▶ _Extracted data_:

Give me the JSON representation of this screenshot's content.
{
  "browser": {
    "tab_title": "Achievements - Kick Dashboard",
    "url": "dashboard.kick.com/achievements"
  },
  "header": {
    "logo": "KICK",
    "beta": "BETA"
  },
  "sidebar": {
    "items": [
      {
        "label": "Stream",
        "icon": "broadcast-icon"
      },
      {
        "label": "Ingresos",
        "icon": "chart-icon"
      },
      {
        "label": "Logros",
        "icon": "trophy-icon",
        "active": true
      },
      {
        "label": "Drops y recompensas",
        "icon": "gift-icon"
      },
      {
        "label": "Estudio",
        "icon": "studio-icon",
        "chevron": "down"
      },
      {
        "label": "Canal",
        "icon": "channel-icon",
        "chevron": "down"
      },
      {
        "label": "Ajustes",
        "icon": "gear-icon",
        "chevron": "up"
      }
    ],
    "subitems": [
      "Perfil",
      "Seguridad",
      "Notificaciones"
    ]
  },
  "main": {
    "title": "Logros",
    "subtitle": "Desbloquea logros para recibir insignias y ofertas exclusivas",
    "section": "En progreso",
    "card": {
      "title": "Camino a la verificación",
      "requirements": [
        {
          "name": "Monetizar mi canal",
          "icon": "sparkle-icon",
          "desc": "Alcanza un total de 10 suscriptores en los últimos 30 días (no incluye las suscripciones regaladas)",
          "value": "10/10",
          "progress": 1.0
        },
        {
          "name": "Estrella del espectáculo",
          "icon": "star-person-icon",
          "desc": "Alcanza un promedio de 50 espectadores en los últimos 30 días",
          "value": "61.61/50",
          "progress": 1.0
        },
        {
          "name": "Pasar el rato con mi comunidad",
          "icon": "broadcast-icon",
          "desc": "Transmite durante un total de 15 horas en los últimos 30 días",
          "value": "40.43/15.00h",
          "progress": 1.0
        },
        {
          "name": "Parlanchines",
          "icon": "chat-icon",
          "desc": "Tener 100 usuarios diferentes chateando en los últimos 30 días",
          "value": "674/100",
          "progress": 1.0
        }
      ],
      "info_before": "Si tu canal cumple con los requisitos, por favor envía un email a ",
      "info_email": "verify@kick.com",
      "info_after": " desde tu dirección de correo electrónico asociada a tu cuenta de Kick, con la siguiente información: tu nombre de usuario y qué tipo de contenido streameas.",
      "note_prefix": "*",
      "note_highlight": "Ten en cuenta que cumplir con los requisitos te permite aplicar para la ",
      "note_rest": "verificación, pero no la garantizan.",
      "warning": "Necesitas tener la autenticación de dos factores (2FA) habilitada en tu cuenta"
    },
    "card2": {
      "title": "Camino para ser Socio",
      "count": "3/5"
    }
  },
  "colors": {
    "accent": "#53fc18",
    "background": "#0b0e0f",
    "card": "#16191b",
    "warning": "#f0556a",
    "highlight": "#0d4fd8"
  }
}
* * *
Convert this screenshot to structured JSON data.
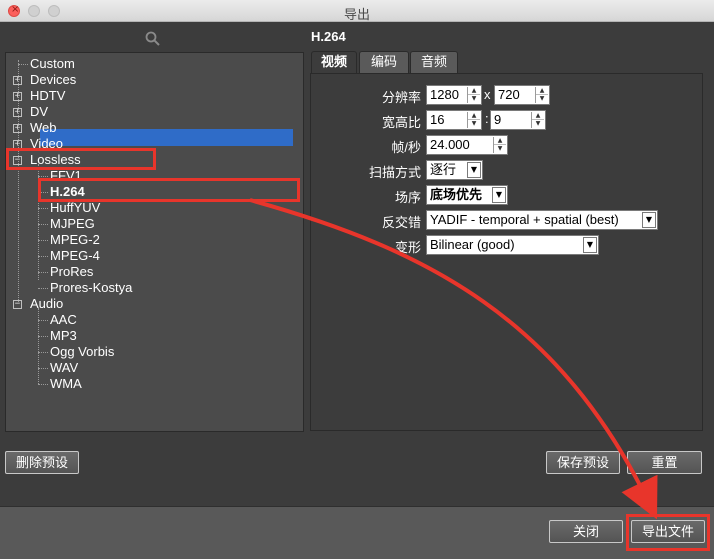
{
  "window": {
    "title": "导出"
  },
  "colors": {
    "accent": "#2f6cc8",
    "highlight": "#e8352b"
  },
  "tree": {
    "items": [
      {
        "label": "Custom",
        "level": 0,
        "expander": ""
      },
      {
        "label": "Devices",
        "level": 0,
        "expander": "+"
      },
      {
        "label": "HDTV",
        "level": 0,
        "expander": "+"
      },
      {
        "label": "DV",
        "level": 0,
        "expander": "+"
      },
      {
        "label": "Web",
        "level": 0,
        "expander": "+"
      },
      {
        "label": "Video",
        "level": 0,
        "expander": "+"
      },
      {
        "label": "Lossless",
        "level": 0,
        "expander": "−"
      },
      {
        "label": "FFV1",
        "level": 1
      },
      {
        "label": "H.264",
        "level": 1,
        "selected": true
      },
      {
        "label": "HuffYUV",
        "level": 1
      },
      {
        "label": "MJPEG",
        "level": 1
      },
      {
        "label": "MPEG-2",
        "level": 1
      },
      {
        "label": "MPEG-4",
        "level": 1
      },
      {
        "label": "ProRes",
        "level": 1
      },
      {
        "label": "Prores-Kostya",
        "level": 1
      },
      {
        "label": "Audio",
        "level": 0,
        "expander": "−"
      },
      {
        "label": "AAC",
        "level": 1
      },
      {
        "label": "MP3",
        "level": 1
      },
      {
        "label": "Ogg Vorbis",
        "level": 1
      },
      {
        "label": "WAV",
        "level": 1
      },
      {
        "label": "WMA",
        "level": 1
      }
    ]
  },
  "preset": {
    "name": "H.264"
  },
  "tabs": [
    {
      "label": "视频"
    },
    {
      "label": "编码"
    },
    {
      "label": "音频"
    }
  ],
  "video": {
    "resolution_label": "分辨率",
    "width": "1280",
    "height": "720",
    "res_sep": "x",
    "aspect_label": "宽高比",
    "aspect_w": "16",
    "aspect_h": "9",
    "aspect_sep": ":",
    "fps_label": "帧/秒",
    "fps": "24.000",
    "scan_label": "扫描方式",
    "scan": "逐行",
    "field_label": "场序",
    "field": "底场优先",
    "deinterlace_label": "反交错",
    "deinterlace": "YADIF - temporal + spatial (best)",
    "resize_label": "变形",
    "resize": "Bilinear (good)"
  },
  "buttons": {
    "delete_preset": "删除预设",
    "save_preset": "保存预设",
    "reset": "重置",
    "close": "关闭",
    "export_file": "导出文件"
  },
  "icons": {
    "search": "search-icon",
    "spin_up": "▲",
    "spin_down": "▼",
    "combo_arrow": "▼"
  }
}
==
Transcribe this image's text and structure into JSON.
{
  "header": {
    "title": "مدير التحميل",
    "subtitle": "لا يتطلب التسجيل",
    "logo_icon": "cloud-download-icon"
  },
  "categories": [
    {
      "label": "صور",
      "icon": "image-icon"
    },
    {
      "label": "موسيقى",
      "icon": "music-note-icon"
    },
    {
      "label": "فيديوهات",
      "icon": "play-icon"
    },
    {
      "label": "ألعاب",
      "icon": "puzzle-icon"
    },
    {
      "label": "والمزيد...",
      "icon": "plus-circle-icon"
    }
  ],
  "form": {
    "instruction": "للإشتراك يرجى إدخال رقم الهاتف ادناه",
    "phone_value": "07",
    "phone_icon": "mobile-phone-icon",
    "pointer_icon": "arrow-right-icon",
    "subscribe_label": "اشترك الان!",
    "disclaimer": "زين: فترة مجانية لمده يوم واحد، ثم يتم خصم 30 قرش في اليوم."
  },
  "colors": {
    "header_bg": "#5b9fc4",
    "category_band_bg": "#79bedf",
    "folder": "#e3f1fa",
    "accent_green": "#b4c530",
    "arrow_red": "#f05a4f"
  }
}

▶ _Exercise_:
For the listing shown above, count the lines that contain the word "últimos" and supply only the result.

▶ _Task solution_:
4